##### EXTRACTED RECORDS

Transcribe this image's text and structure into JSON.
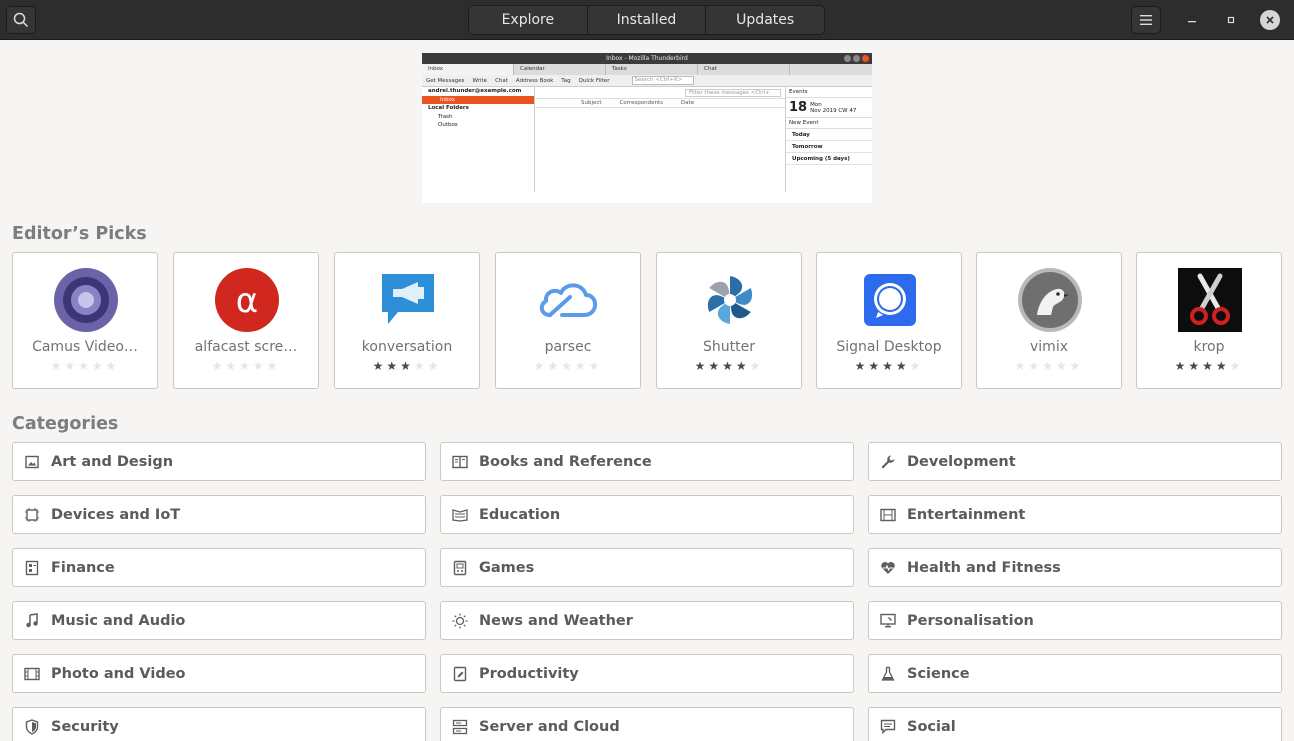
{
  "header": {
    "tabs": [
      {
        "label": "Explore"
      },
      {
        "label": "Installed"
      },
      {
        "label": "Updates"
      }
    ],
    "icons": [
      "search-icon",
      "menu-icon",
      "minimize-icon",
      "maximize-icon",
      "close-icon"
    ]
  },
  "banner": {
    "window_title": "Inbox - Mozilla Thunderbird",
    "tabs": [
      "Inbox",
      "Calendar",
      "Tasks",
      "Chat"
    ],
    "toolbar": [
      "Get Messages",
      "Write",
      "Chat",
      "Address Book",
      "Tag",
      "Quick Filter"
    ],
    "search_placeholder": "Search <Ctrl+K>",
    "folders": [
      {
        "label": "andrei.thunder@example.com",
        "style": "bold"
      },
      {
        "label": "Inbox",
        "style": "sel"
      },
      {
        "label": "Local Folders",
        "style": "bold"
      },
      {
        "label": "Trash",
        "style": "sub"
      },
      {
        "label": "Outbox",
        "style": "sub"
      }
    ],
    "filter_placeholder": "Filter these messages <Ctrl+",
    "columns": [
      "Subject",
      "Correspondents",
      "Date"
    ],
    "events_title": "Events",
    "day_number": "18",
    "day_name": "Mon",
    "month_week": "Nov 2019  CW 47",
    "new_event": "New Event",
    "event_rows": [
      "Today",
      "Tomorrow",
      "Upcoming (5 days)"
    ]
  },
  "editors_picks": {
    "title": "Editor’s Picks",
    "apps": [
      {
        "name": "Camus Video…",
        "rating": 0,
        "icon": "camus-icon"
      },
      {
        "name": "alfacast scre…",
        "rating": 0,
        "icon": "alfacast-icon"
      },
      {
        "name": "konversation",
        "rating": 3,
        "icon": "konversation-icon"
      },
      {
        "name": "parsec",
        "rating": 0,
        "icon": "parsec-icon"
      },
      {
        "name": "Shutter",
        "rating": 4,
        "icon": "shutter-icon"
      },
      {
        "name": "Signal Desktop",
        "rating": 4,
        "icon": "signal-icon"
      },
      {
        "name": "vimix",
        "rating": 0,
        "icon": "vimix-icon"
      },
      {
        "name": "krop",
        "rating": 4,
        "icon": "krop-icon"
      }
    ]
  },
  "categories": {
    "title": "Categories",
    "items": [
      {
        "label": "Art and Design",
        "icon": "image-icon"
      },
      {
        "label": "Books and Reference",
        "icon": "book-icon"
      },
      {
        "label": "Development",
        "icon": "wrench-icon"
      },
      {
        "label": "Devices and IoT",
        "icon": "device-icon"
      },
      {
        "label": "Education",
        "icon": "education-icon"
      },
      {
        "label": "Entertainment",
        "icon": "film-icon"
      },
      {
        "label": "Finance",
        "icon": "finance-icon"
      },
      {
        "label": "Games",
        "icon": "gamepad-icon"
      },
      {
        "label": "Health and Fitness",
        "icon": "heartbeat-icon"
      },
      {
        "label": "Music and Audio",
        "icon": "music-note-icon"
      },
      {
        "label": "News and Weather",
        "icon": "sun-icon"
      },
      {
        "label": "Personalisation",
        "icon": "monitor-icon"
      },
      {
        "label": "Photo and Video",
        "icon": "film-strip-icon"
      },
      {
        "label": "Productivity",
        "icon": "pencil-icon"
      },
      {
        "label": "Science",
        "icon": "flask-icon"
      },
      {
        "label": "Security",
        "icon": "shield-icon"
      },
      {
        "label": "Server and Cloud",
        "icon": "server-icon"
      },
      {
        "label": "Social",
        "icon": "chat-icon"
      }
    ]
  },
  "colors": {
    "header_bg": "#2d2d2d",
    "page_bg": "#f6f5f4",
    "accent": "#e95420"
  }
}
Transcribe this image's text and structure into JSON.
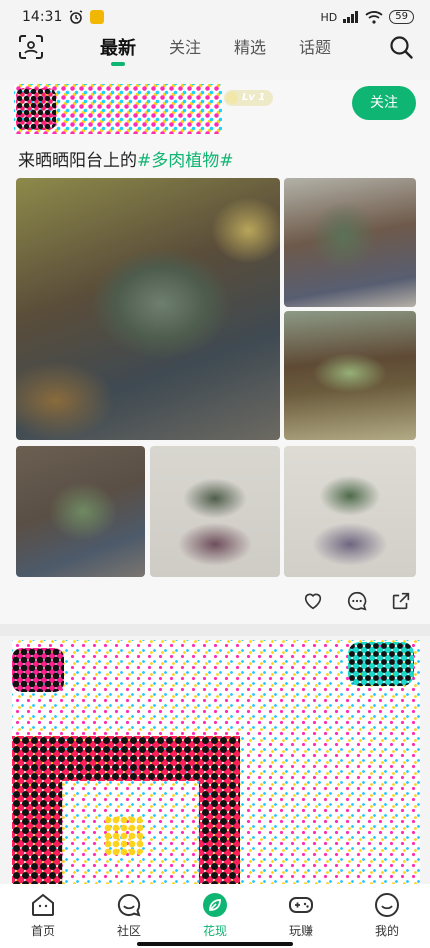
{
  "status_bar": {
    "time": "14:31",
    "signal": "HD",
    "battery": "59"
  },
  "top_nav": {
    "tabs": [
      {
        "label": "最新",
        "active": true
      },
      {
        "label": "关注",
        "active": false
      },
      {
        "label": "精选",
        "active": false
      },
      {
        "label": "话题",
        "active": false
      }
    ]
  },
  "post": {
    "level": "Lv 1",
    "follow_label": "关注",
    "text_prefix": "来晒晒阳台上的",
    "topic": "#多肉植物#"
  },
  "bottom_nav": {
    "items": [
      {
        "label": "首页",
        "icon": "home-icon",
        "active": false
      },
      {
        "label": "社区",
        "icon": "chat-icon",
        "active": false
      },
      {
        "label": "花现",
        "icon": "leaf-icon",
        "active": true
      },
      {
        "label": "玩赚",
        "icon": "gamepad-icon",
        "active": false
      },
      {
        "label": "我的",
        "icon": "profile-icon",
        "active": false
      }
    ]
  },
  "colors": {
    "accent": "#0fb572",
    "text": "#222222",
    "background": "#f4f4f4"
  }
}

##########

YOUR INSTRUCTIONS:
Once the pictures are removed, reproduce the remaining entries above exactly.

SOLVED EXERCISE:
Transcribe this image's text and structure into JSON.
{
  "header": {
    "tabs": [
      {
        "label": "Explore"
      },
      {
        "label": "Installed"
      },
      {
        "label": "Updates"
      }
    ],
    "icons": [
      "search-icon",
      "menu-icon",
      "minimize-icon",
      "maximize-icon",
      "close-icon"
    ]
  },
  "banner": {
    "window_title": "Inbox - Mozilla Thunderbird",
    "tabs": [
      "Inbox",
      "Calendar",
      "Tasks",
      "Chat"
    ],
    "toolbar": [
      "Get Messages",
      "Write",
      "Chat",
      "Address Book",
      "Tag",
      "Quick Filter"
    ],
    "search_placeholder": "Search <Ctrl+K>",
    "folders": [
      {
        "label": "andrei.thunder@example.com",
        "style": "bold"
      },
      {
        "label": "Inbox",
        "style": "sel"
      },
      {
        "label": "Local Folders",
        "style": "bold"
      },
      {
        "label": "Trash",
        "style": "sub"
      },
      {
        "label": "Outbox",
        "style": "sub"
      }
    ],
    "filter_placeholder": "Filter these messages <Ctrl+",
    "columns": [
      "Subject",
      "Correspondents",
      "Date"
    ],
    "events_title": "Events",
    "day_number": "18",
    "day_name": "Mon",
    "month_week": "Nov 2019  CW 47",
    "new_event": "New Event",
    "event_rows": [
      "Today",
      "Tomorrow",
      "Upcoming (5 days)"
    ]
  },
  "editors_picks": {
    "title": "Editor’s Picks",
    "apps": [
      {
        "name": "Camus Video…",
        "rating": 0,
        "icon": "camus-icon"
      },
      {
        "name": "alfacast scre…",
        "rating": 0,
        "icon": "alfacast-icon"
      },
      {
        "name": "konversation",
        "rating": 3,
        "icon": "konversation-icon"
      },
      {
        "name": "parsec",
        "rating": 0,
        "icon": "parsec-icon"
      },
      {
        "name": "Shutter",
        "rating": 4,
        "icon": "shutter-icon"
      },
      {
        "name": "Signal Desktop",
        "rating": 4,
        "icon": "signal-icon"
      },
      {
        "name": "vimix",
        "rating": 0,
        "icon": "vimix-icon"
      },
      {
        "name": "krop",
        "rating": 4,
        "icon": "krop-icon"
      }
    ]
  },
  "categories": {
    "title": "Categories",
    "items": [
      {
        "label": "Art and Design",
        "icon": "image-icon"
      },
      {
        "label": "Books and Reference",
        "icon": "book-icon"
      },
      {
        "label": "Development",
        "icon": "wrench-icon"
      },
      {
        "label": "Devices and IoT",
        "icon": "device-icon"
      },
      {
        "label": "Education",
        "icon": "education-icon"
      },
      {
        "label": "Entertainment",
        "icon": "film-icon"
      },
      {
        "label": "Finance",
        "icon": "finance-icon"
      },
      {
        "label": "Games",
        "icon": "gamepad-icon"
      },
      {
        "label": "Health and Fitness",
        "icon": "heartbeat-icon"
      },
      {
        "label": "Music and Audio",
        "icon": "music-note-icon"
      },
      {
        "label": "News and Weather",
        "icon": "sun-icon"
      },
      {
        "label": "Personalisation",
        "icon": "monitor-icon"
      },
      {
        "label": "Photo and Video",
        "icon": "film-strip-icon"
      },
      {
        "label": "Productivity",
        "icon": "pencil-icon"
      },
      {
        "label": "Science",
        "icon": "flask-icon"
      },
      {
        "label": "Security",
        "icon": "shield-icon"
      },
      {
        "label": "Server and Cloud",
        "icon": "server-icon"
      },
      {
        "label": "Social",
        "icon": "chat-icon"
      }
    ]
  },
  "colors": {
    "header_bg": "#2d2d2d",
    "page_bg": "#f6f5f4",
    "accent": "#e95420"
  }
}
Transcribe this image's text and structure into JSON.
{
  "status_bar": {
    "time": "14:31",
    "signal": "HD",
    "battery": "59"
  },
  "top_nav": {
    "tabs": [
      {
        "label": "最新",
        "active": true
      },
      {
        "label": "关注",
        "active": false
      },
      {
        "label": "精选",
        "active": false
      },
      {
        "label": "话题",
        "active": false
      }
    ]
  },
  "post": {
    "level": "Lv 1",
    "follow_label": "关注",
    "text_prefix": "来晒晒阳台上的",
    "topic": "#多肉植物#"
  },
  "bottom_nav": {
    "items": [
      {
        "label": "首页",
        "icon": "home-icon",
        "active": false
      },
      {
        "label": "社区",
        "icon": "chat-icon",
        "active": false
      },
      {
        "label": "花现",
        "icon": "leaf-icon",
        "active": true
      },
      {
        "label": "玩赚",
        "icon": "gamepad-icon",
        "active": false
      },
      {
        "label": "我的",
        "icon": "profile-icon",
        "active": false
      }
    ]
  },
  "colors": {
    "accent": "#0fb572",
    "text": "#222222",
    "background": "#f4f4f4"
  }
}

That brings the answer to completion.